■ **What is expected**
Leave out the pictures, then return the records word for word.

[[ Information given open ]]

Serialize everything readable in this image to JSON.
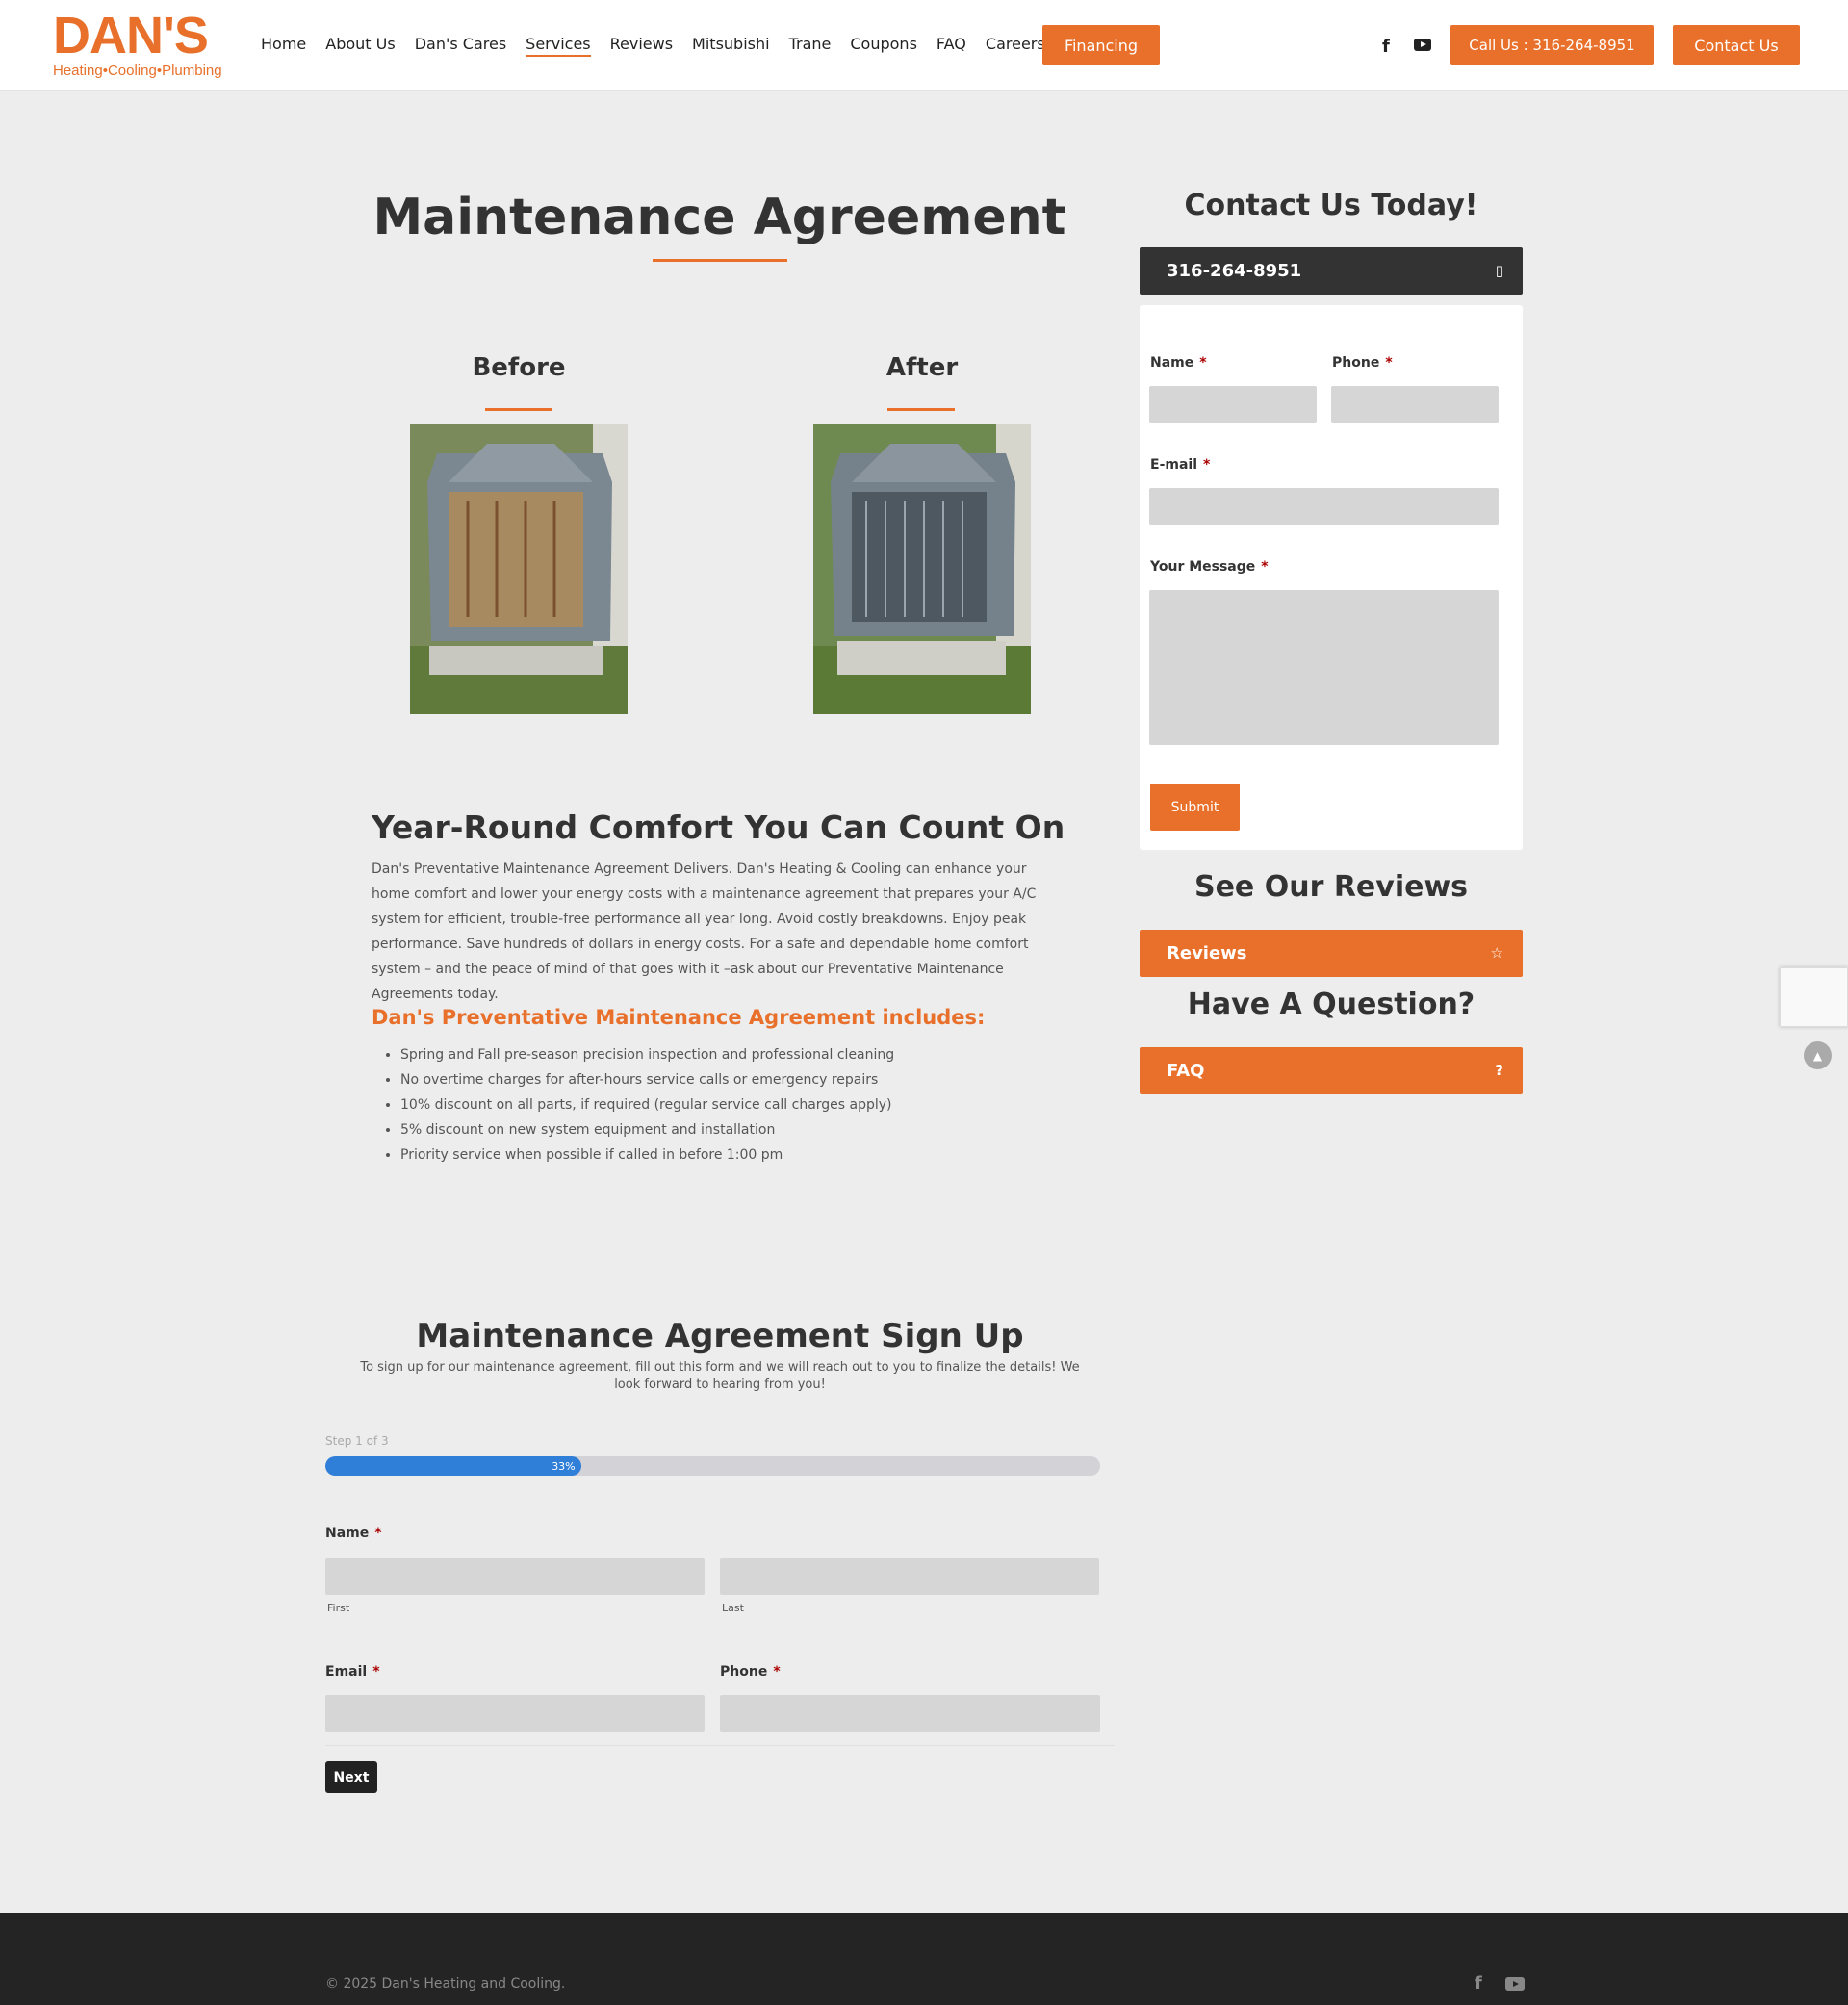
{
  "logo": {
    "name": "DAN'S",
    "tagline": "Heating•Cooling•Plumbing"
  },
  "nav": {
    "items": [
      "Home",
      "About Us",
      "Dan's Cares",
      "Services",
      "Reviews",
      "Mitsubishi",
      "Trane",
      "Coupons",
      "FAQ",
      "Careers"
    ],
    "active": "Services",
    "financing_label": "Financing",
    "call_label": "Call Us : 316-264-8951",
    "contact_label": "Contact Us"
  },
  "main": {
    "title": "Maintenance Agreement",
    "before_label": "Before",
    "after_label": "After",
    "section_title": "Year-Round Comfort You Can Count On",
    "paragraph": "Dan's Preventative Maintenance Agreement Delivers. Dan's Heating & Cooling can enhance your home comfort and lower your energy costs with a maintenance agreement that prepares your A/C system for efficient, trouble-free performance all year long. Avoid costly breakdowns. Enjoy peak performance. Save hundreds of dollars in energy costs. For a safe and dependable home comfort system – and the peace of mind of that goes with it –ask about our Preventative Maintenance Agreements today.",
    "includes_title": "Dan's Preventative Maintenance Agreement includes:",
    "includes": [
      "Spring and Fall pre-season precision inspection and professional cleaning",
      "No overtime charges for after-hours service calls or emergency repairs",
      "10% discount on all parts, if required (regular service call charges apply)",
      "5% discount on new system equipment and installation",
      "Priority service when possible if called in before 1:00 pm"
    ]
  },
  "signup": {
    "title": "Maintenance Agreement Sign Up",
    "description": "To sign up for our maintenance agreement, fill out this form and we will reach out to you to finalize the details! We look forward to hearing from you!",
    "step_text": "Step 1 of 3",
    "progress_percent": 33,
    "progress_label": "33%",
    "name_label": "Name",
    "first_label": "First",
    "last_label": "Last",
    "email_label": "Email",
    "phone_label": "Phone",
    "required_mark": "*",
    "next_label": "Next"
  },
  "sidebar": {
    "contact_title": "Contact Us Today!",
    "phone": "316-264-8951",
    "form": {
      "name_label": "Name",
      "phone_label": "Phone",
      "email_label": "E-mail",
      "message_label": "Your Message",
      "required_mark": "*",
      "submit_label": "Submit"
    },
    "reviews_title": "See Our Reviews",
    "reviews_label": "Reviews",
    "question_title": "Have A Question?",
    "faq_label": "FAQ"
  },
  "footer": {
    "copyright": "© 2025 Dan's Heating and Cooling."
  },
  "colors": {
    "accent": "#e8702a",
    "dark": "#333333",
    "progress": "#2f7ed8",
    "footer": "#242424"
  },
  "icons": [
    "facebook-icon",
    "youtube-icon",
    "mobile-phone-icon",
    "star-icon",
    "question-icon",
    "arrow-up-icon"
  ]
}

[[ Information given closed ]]

■ **Solution to this problem**
Serialize everything readable in this image to JSON.
{
  "logo": {
    "name": "DAN'S",
    "tagline": "Heating•Cooling•Plumbing"
  },
  "nav": {
    "items": [
      "Home",
      "About Us",
      "Dan's Cares",
      "Services",
      "Reviews",
      "Mitsubishi",
      "Trane",
      "Coupons",
      "FAQ",
      "Careers"
    ],
    "active": "Services",
    "financing_label": "Financing",
    "call_label": "Call Us : 316-264-8951",
    "contact_label": "Contact Us"
  },
  "main": {
    "title": "Maintenance Agreement",
    "before_label": "Before",
    "after_label": "After",
    "section_title": "Year-Round Comfort You Can Count On",
    "paragraph": "Dan's Preventative Maintenance Agreement Delivers. Dan's Heating & Cooling can enhance your home comfort and lower your energy costs with a maintenance agreement that prepares your A/C system for efficient, trouble-free performance all year long. Avoid costly breakdowns. Enjoy peak performance. Save hundreds of dollars in energy costs. For a safe and dependable home comfort system – and the peace of mind of that goes with it –ask about our Preventative Maintenance Agreements today.",
    "includes_title": "Dan's Preventative Maintenance Agreement includes:",
    "includes": [
      "Spring and Fall pre-season precision inspection and professional cleaning",
      "No overtime charges for after-hours service calls or emergency repairs",
      "10% discount on all parts, if required (regular service call charges apply)",
      "5% discount on new system equipment and installation",
      "Priority service when possible if called in before 1:00 pm"
    ]
  },
  "signup": {
    "title": "Maintenance Agreement Sign Up",
    "description": "To sign up for our maintenance agreement, fill out this form and we will reach out to you to finalize the details! We look forward to hearing from you!",
    "step_text": "Step 1 of 3",
    "progress_percent": 33,
    "progress_label": "33%",
    "name_label": "Name",
    "first_label": "First",
    "last_label": "Last",
    "email_label": "Email",
    "phone_label": "Phone",
    "required_mark": "*",
    "next_label": "Next"
  },
  "sidebar": {
    "contact_title": "Contact Us Today!",
    "phone": "316-264-8951",
    "form": {
      "name_label": "Name",
      "phone_label": "Phone",
      "email_label": "E-mail",
      "message_label": "Your Message",
      "required_mark": "*",
      "submit_label": "Submit"
    },
    "reviews_title": "See Our Reviews",
    "reviews_label": "Reviews",
    "question_title": "Have A Question?",
    "faq_label": "FAQ"
  },
  "footer": {
    "copyright": "© 2025 Dan's Heating and Cooling."
  },
  "colors": {
    "accent": "#e8702a",
    "dark": "#333333",
    "progress": "#2f7ed8",
    "footer": "#242424"
  },
  "icons": [
    "facebook-icon",
    "youtube-icon",
    "mobile-phone-icon",
    "star-icon",
    "question-icon",
    "arrow-up-icon"
  ]
}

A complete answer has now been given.